> **What the task requires**
Search the data for the word "Rice" and copy every line that contains it.

> **Records shown**

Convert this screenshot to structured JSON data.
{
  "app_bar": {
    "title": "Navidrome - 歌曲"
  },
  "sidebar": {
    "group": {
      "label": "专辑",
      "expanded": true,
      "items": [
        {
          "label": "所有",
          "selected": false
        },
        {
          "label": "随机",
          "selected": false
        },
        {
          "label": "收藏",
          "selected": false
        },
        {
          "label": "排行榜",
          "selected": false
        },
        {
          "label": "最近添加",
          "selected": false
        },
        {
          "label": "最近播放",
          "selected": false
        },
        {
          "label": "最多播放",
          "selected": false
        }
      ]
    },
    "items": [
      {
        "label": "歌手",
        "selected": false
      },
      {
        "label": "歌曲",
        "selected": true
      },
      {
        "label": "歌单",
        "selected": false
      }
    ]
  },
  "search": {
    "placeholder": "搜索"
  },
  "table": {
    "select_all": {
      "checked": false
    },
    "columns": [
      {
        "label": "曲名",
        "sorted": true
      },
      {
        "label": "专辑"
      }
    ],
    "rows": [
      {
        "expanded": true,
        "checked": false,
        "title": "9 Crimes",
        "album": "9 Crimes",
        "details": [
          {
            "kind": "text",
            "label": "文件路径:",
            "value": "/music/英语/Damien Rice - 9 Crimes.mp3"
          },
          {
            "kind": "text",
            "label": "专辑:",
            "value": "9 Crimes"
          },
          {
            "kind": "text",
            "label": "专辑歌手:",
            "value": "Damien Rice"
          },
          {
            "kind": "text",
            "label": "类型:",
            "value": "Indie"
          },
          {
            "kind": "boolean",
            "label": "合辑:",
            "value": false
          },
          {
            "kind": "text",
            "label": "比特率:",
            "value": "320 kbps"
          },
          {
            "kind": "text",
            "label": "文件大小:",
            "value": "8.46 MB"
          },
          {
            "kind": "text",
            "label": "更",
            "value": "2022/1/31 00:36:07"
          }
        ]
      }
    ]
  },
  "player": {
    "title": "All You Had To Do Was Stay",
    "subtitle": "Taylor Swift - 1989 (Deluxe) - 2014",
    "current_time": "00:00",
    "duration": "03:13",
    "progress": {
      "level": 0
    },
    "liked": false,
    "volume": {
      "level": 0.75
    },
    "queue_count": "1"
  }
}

> **Expected answer**
            "value": "/music/英语/Damien Rice - 9 Crimes.mp3"
            "value": "Damien Rice"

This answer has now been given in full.